I woke up before my alarm. I had slept less than four hours. I had a quick breakfast. I folded the sheets of my bed and made the room look presentable. Then I grabbed my backpack of important belongings and left the condo for the last time. I locked the door and started walking. It was four or five in the morning and hovering around negative seven degrees. I was already awake with adrenaline, but the bitter cold slapped the sleep right out of me.
When I got to my parents’ house, we didn’t say much. I did a final check to make sure I had everything with me. We put it in the back of the car. My father got in the driver’s seat. My mother got in the passenger’s seat. I got in the back. I remember vividly the moment we pulled out of the parking lot for two reasons. First, I felt like I was saying goodbye to the house I had grown up in. We moved there the day after I turned ten years old. I was 23.
The other reason I remember that moment is because I had read over the manuals quite closely. The wording was quite clear—the moment you starting traveling to get to the Peace Corps Staging Event, you are covered by federal insurance. So, in that moment, I was simultaneously leaving the house I grew up in and officially working for the United States Peace Corps.

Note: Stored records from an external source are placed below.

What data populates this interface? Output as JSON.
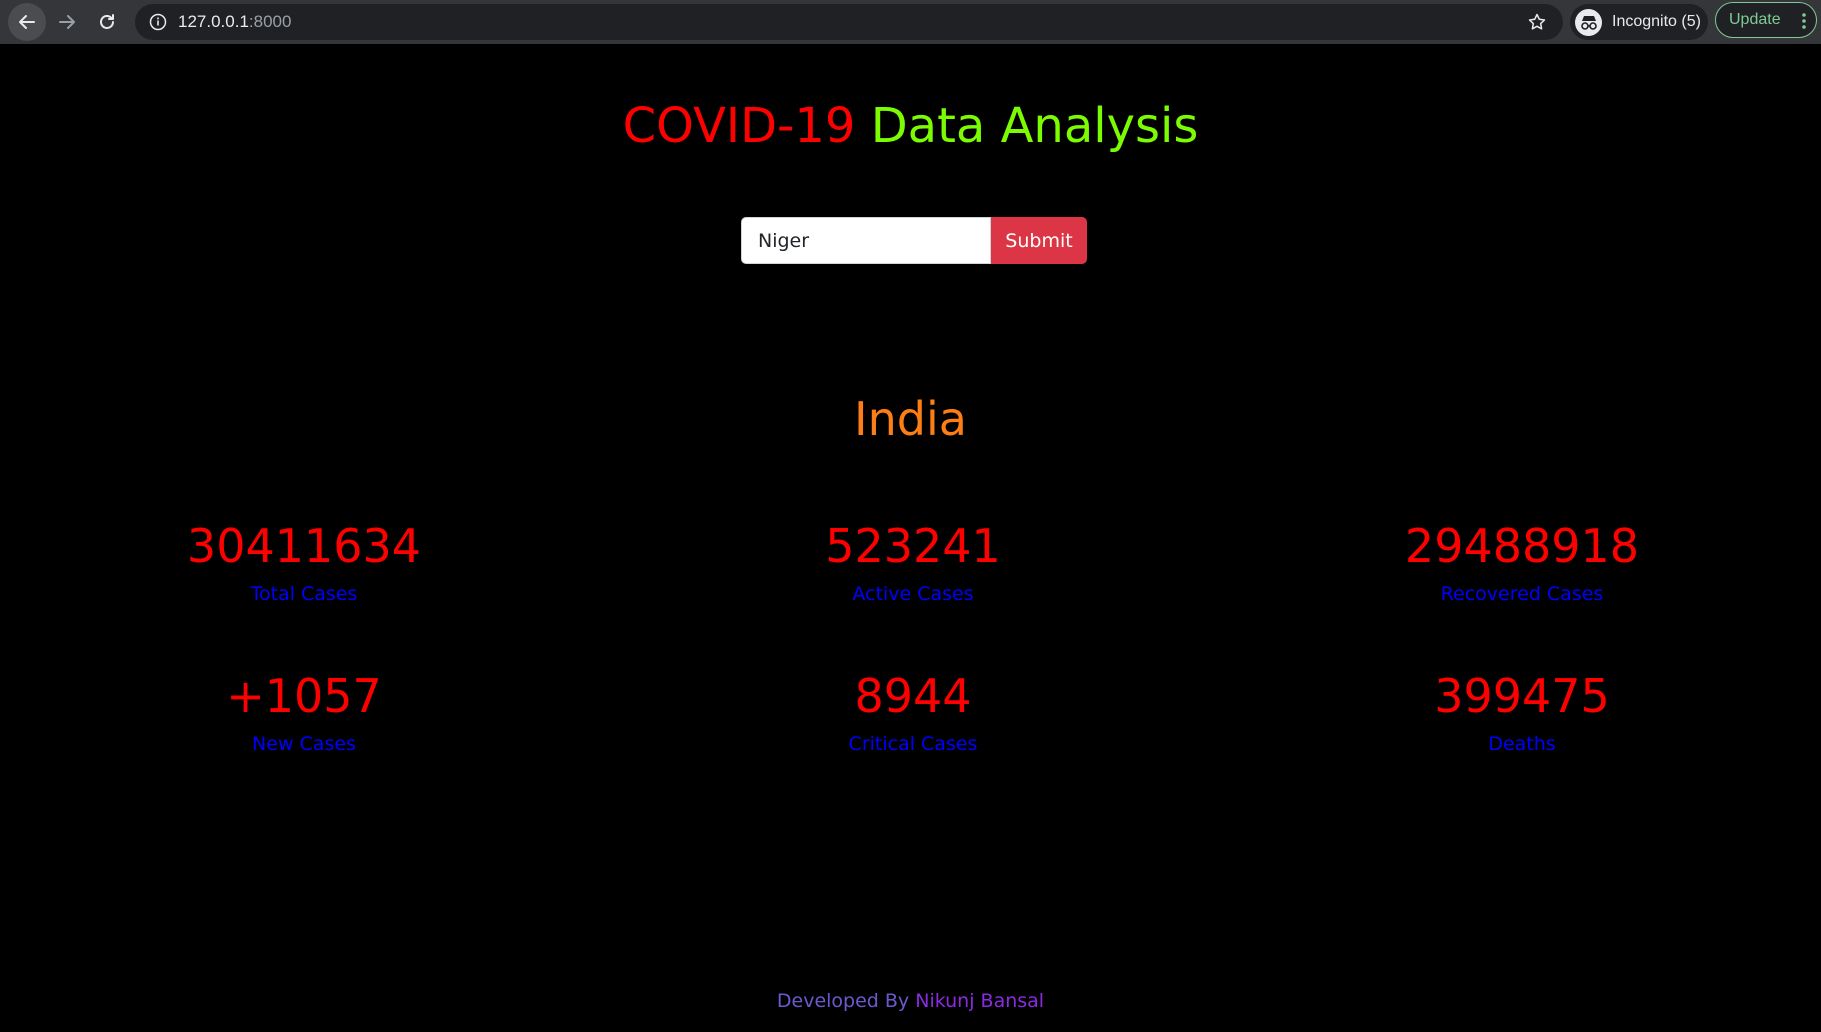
{
  "browser": {
    "url_host": "127.0.0.1",
    "url_port": ":8000",
    "profile_label": "Incognito (5)",
    "update_label": "Update"
  },
  "heading": {
    "part1": "COVID-19",
    "part2": "Data Analysis"
  },
  "search": {
    "value": "Niger",
    "submit_label": "Submit"
  },
  "country": "India",
  "stats": [
    {
      "value": "30411634",
      "label": "Total Cases"
    },
    {
      "value": "523241",
      "label": "Active Cases"
    },
    {
      "value": "29488918",
      "label": "Recovered Cases"
    },
    {
      "value": "+1057",
      "label": "New Cases"
    },
    {
      "value": "8944",
      "label": "Critical Cases"
    },
    {
      "value": "399475",
      "label": "Deaths"
    }
  ],
  "footer": {
    "prefix": "Developed By",
    "author": "Nikunj Bansal"
  },
  "colors": {
    "title_red": "#ff0000",
    "title_green": "#7cfc00",
    "country": "#fd7e14",
    "stat_value": "#ff0000",
    "stat_label": "#0000ff",
    "submit": "#dc3545",
    "page_bg": "#000000"
  }
}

We stopped by Starbucks on the way out of town. The drive takes about an hour. I honestly don’t remember what we talked about. All of my emotions were so heightened that it is hard to remember anything in those final hours. I didn’t realize then that that would be my last cup of American coffee. It’s been such a long time since I’ve had a cup of good coffee. I drank it slowly as we drove. That drive feels so surreal.
We parked in the short-term parking lot. It was much warmer when we got out of the car—about zero degrees. I checked my bags without much delay. I remember looking at my parents several times at the airport without saying anything. I felt like I was communicating more with my facial expressions than with my words at that point. Together we walked to the mouth of the security line. We talked for a short while. Eventually, it was time.
I hugged my parents more than once—tearing up by the end. Eventually, I broke away and entered the security line. My parents left. I haven’t seen them (save Skype) since then. The rest just feels like a blur. I made it to my gate rather early. I looked around for the tell-tale signs of other Peace Corps volunteers (there were six of us from Colorado). I couldn’t find anybody. I sat at the gate, just thinking and people watching. A part of me wanted to go up to a stranger and tell them what I was about to go do.
But I didn’t. I sat there thinking and wondering. Thinking about what was to come. Wondering what I was leaving behind.